Big space mystery gets big attention from UAF space physicist

Rod Boyce
Sept. 14, 2021

A woman with dark hair and glasses, wearing a face mask, sits at a desk with a computer on it.
Photo by Daniel Walker, UAF Geophysical Institute
UAF assistant professor Hyunju Connor works at her desk at the Geophysical Institute. Connor is a computer modeler for three missions researching the interaction of the solar wind with the Earth’s magnetosphere.

Associate professor Hyunju Connor is looking forward to the launch of an Alliance Atlas V 401 rocket from Vandenberg Air Force Base in California later this month.

She’s also looking forward to a rocket launch in 2023.

And another in 2024.

Connor is involved with a satellite component of each of the three launches in the quest to understand one of the big mysteries of space physics: the interaction of the solar wind with Earth’s magnetosphere through a process known as magnetic reconnection.

“Magnetic reconnection allows the solar wind particles to come into the Earth’s magnetosphere and create geomagnetic disturbances that could harm our infrastructure such as satellite systems or cellphone systems,” said Connor, a space physicist at the University of Alaska Fairbanks Geophysical Institute.

Knowing more about how magnetic reconnection works is important also for making accurate predictions about space weather so that humans can better prepare, whether here on Earth, orbiting in space or, eventually, living on Mars.

“There are big unanswered questions,” said Connor, who is also teaches in UAF's College of Natural Science and Mathematics.

Magnetic reconnection occurs throughout the universe, including on the sun’s surface, and drives space storms around the Earth.
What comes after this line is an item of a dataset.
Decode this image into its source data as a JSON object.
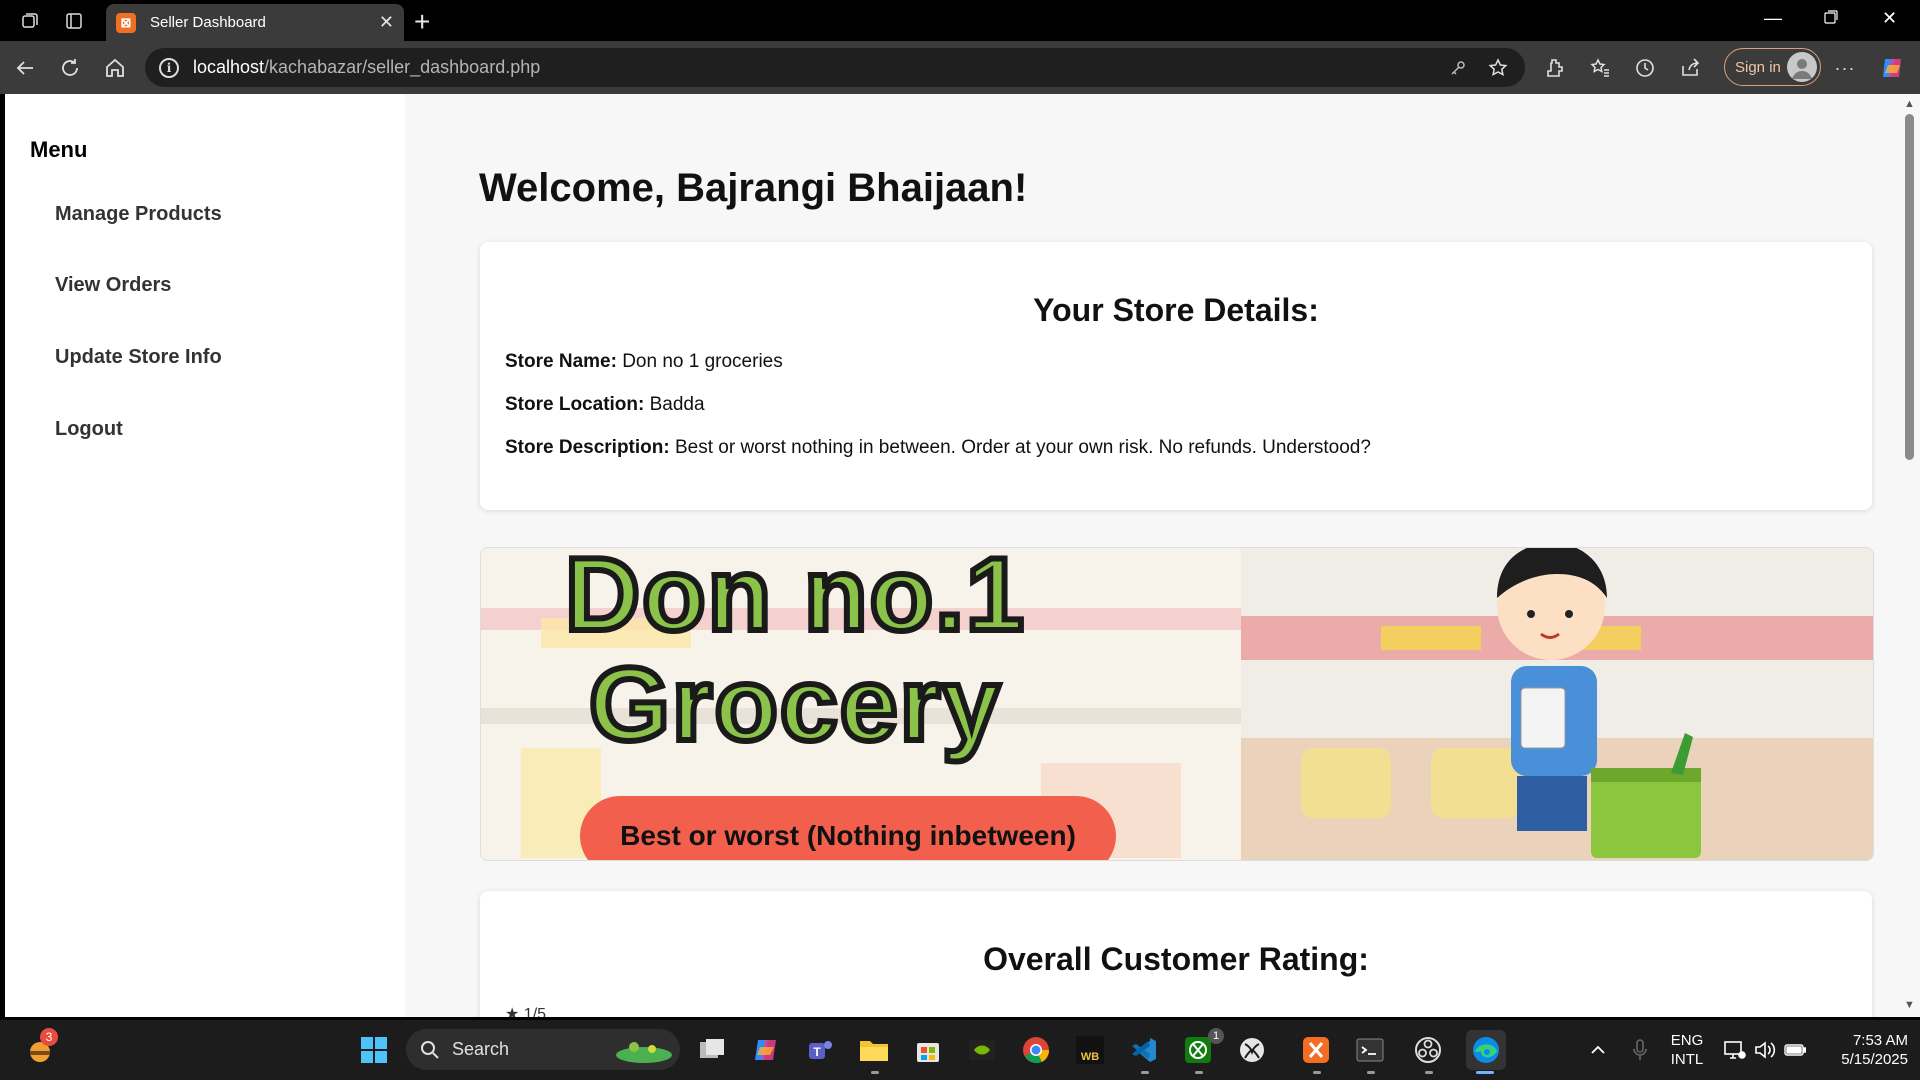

It occurs when two magnetic field lines interact, as when plasma-carrying magnetic field lines from the sun collide with the Earth’s magnetic field, which carries its own plasma, a gas in which atoms have been broken into free-floating electrons and ions.

Two men look at a small satellite, called a cubesat, in a workshop.
Photo by Brian Walsh
In April 2021, Connor O'Brien and Emil Atz complete vibration testing of CuPID at the Goddard Space Flight Center in Maryland to ensure it can withstand the space environment.

When that happens, each magnetic field line breaks, causing the two parts of each to reconnect with the matching part of the other. And that causes an instantaneous release of energy as magnetic energy is converted to particle energy. Part of that energy discharges as visible light in the aurora.

Each of the three missions hopes to witness a reconnection, but the task is difficult because reconnection occurs on a small scale and the magnetosphere is so large.

“The reconnection happens in a very small area, approximately 10 to 100 kilometers in size,” Connor said. “But our magnetosphere is enormous, at 100 Earth radii (640,000 kilometers) from north to the south, and from the dayside to the night side it is several hundreds of Earth radii.

“That's why it hasn’t become clear where the reconnection happens and in what way it happens. Is it happening locally? Is it happening globally? Is it happening continuously? Or is it happening intermittently?” she said. “Those kinds of questions have not been answered because it's quite difficult to catch.”

Those answers could come from the three launches in which Connor is involved as a computer modeler, helping to project possible outcomes.

Each mission will carry a camera to look for low energy X-rays, which are emitted during the solar wind-terrestrial atmosphere interaction that occurs near the reconnection sites.

A person in gloves works on a small satellite, called a cubesat, on a table.
Photo by Emil Atz
The CuPID satellite's chassis, or base frame, meets its avionics at the Goddard Space Flight Center in Maryland in December 2019.

The three missions are CuPID, LEXI and SMILE.


The Cusp Plasma Imaging Detector cubesat observatory will look for evidence of magnetic reconnection above the Earth’s poles using the first wide-view X-ray camera in orbit. It will launch at Vandenberg Air Force Base in California in late September. 

CuPID, the size of a shoebox, is funded by NASA and led by Brian Walsh of Boston University, with involvement by Drexel University, NASA Goddard Space Flight Center, Johns Hopkins University, Merrimack College, Aerospace Corp., and the UAF Geophysical Institute.


The Lunar Environment heliospheric X-ray Imager will use an X-ray camera placed on the moon. Launch is scheduled for 2023. The research team is similar to that of CuPID, but with the absence of Drexel and the addition of scientists from the universities of Miami, Kansas and Leicester.


The Solar wind-Magnetosphere-Ionosphere Link Explorer, a mission of the Chinese Academy of Science and the European Space Agency, aims to obtain the “first-ever observations of the full chain of events that drive the Sun-Earth connection,” according to a project report. Connor co-leads the modeling group for SMILE, scheduled to launch in 2024.
ADDITIONAL CONTACT: Hyunju Connor, 907-474-5421,
NOTE TO EDITORS: Photographs and a story-length version of this press release are available at